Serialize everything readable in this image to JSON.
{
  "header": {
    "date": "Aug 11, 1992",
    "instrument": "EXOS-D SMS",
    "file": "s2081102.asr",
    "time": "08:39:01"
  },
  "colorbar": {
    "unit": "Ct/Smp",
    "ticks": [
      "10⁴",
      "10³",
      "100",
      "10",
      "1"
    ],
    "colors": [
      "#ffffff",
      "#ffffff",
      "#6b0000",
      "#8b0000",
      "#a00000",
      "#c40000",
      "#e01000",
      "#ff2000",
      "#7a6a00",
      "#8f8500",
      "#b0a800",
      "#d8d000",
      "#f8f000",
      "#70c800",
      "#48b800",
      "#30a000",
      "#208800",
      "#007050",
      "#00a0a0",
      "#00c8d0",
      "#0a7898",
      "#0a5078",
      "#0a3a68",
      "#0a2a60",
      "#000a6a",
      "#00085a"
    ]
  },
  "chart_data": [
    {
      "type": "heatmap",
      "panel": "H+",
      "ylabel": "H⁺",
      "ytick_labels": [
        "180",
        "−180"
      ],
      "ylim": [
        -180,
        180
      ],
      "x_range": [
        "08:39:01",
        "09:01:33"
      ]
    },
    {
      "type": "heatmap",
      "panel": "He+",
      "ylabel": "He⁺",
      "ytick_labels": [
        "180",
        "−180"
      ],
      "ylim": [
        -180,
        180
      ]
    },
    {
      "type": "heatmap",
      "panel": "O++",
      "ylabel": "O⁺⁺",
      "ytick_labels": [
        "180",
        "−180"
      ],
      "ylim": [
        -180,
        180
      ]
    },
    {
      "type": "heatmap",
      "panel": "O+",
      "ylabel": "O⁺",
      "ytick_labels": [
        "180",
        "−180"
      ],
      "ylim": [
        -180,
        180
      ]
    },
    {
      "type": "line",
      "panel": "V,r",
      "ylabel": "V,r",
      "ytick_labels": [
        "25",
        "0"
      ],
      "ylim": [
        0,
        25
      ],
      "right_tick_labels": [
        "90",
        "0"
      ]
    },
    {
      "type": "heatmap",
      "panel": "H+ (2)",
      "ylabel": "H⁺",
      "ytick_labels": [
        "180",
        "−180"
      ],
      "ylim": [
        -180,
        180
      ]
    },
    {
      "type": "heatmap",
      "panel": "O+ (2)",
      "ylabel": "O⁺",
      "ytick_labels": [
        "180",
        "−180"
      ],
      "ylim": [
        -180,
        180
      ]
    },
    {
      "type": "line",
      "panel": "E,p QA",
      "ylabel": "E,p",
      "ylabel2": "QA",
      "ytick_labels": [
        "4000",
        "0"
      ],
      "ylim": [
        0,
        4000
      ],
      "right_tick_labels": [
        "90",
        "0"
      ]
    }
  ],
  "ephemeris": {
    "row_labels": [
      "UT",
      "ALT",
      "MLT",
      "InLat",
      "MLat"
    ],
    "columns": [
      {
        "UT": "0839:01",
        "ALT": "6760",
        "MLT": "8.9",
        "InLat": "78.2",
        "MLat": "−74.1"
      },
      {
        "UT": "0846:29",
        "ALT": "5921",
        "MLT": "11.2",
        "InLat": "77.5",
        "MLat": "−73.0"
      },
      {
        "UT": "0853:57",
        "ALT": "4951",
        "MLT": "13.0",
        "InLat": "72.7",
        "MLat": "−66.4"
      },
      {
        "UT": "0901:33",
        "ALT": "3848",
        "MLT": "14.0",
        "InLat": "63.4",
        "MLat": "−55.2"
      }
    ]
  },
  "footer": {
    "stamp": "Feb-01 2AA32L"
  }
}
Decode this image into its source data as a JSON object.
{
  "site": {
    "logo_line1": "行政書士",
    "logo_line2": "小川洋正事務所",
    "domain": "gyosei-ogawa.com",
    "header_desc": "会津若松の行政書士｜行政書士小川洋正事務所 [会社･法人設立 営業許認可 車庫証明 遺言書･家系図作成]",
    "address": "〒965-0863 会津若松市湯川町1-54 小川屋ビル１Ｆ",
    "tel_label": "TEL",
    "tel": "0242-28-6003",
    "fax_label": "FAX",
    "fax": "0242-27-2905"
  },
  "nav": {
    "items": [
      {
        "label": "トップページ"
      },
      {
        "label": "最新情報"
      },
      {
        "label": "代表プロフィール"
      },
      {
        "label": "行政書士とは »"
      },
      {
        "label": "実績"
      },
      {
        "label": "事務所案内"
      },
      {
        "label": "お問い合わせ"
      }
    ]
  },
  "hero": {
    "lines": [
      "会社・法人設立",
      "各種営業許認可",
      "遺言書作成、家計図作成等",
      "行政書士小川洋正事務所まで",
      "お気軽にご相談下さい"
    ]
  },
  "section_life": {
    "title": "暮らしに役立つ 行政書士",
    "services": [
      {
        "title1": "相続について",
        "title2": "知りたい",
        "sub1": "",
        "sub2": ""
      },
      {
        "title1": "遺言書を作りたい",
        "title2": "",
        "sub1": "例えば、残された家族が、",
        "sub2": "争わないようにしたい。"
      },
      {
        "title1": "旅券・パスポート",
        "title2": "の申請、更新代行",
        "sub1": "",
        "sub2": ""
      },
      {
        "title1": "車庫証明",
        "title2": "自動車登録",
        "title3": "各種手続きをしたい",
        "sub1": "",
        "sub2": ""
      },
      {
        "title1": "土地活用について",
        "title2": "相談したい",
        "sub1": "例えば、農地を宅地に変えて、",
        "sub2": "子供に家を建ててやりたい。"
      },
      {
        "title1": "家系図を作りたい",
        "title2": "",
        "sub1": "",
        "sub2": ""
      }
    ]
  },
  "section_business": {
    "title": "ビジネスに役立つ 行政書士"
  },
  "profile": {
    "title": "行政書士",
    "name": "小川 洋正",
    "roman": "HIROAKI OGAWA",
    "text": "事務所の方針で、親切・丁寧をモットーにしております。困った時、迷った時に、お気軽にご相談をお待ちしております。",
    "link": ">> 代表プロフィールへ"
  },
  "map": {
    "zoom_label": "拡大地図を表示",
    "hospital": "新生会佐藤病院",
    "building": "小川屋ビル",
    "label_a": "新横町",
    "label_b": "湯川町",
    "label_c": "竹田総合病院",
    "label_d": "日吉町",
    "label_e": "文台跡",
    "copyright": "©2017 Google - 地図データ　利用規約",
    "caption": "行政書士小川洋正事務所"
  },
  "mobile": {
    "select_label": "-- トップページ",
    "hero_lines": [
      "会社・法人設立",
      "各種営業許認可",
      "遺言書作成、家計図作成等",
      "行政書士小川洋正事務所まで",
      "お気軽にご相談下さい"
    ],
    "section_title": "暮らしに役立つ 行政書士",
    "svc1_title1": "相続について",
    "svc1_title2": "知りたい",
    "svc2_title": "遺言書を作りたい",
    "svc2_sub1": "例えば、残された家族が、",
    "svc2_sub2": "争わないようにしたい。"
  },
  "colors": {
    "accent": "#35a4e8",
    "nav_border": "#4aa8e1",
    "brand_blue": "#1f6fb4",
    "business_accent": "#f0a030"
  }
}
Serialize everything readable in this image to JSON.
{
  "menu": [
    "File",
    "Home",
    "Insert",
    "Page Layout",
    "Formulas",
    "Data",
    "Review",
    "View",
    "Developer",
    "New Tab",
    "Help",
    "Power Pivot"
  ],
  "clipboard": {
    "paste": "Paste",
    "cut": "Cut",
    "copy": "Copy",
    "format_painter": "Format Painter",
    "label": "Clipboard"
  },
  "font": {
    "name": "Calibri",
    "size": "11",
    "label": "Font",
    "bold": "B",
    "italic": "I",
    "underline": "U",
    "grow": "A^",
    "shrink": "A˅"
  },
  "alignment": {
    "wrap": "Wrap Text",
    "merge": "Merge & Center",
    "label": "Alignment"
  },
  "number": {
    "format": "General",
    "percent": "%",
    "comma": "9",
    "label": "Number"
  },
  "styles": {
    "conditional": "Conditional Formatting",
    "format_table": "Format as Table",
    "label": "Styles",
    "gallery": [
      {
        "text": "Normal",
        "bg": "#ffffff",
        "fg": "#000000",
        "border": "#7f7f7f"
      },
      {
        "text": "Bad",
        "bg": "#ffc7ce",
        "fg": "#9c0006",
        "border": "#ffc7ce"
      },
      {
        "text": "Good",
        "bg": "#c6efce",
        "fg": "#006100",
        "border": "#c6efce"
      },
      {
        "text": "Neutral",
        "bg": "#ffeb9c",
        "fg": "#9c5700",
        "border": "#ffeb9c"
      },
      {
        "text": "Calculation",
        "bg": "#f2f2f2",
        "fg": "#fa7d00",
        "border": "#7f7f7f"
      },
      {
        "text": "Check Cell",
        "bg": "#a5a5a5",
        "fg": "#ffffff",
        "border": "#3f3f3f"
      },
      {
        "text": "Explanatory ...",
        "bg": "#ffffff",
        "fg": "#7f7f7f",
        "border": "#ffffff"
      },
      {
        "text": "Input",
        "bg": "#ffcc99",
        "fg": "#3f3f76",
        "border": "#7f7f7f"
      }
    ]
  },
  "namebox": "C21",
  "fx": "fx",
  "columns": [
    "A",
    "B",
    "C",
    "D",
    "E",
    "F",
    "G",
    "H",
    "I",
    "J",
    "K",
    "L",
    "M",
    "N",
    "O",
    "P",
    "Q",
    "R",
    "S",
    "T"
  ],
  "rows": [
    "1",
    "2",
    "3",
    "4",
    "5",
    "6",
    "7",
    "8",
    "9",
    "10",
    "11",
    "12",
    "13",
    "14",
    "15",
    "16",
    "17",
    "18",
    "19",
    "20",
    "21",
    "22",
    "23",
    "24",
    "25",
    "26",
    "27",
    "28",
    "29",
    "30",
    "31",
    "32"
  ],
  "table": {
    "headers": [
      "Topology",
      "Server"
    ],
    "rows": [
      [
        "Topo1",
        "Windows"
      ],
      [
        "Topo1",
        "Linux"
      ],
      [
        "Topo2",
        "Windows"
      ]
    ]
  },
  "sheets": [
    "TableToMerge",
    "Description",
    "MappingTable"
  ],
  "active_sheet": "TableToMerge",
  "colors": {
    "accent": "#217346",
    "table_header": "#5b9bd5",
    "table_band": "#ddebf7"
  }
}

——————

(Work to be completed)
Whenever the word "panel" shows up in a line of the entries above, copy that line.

(Output of the task)
      "panel": "H+",
      "panel": "He+",
      "panel": "O++",
      "panel": "O+",
      "panel": "V,r",
      "panel": "H+ (2)",
      "panel": "O+ (2)",
      "panel": "E,p QA",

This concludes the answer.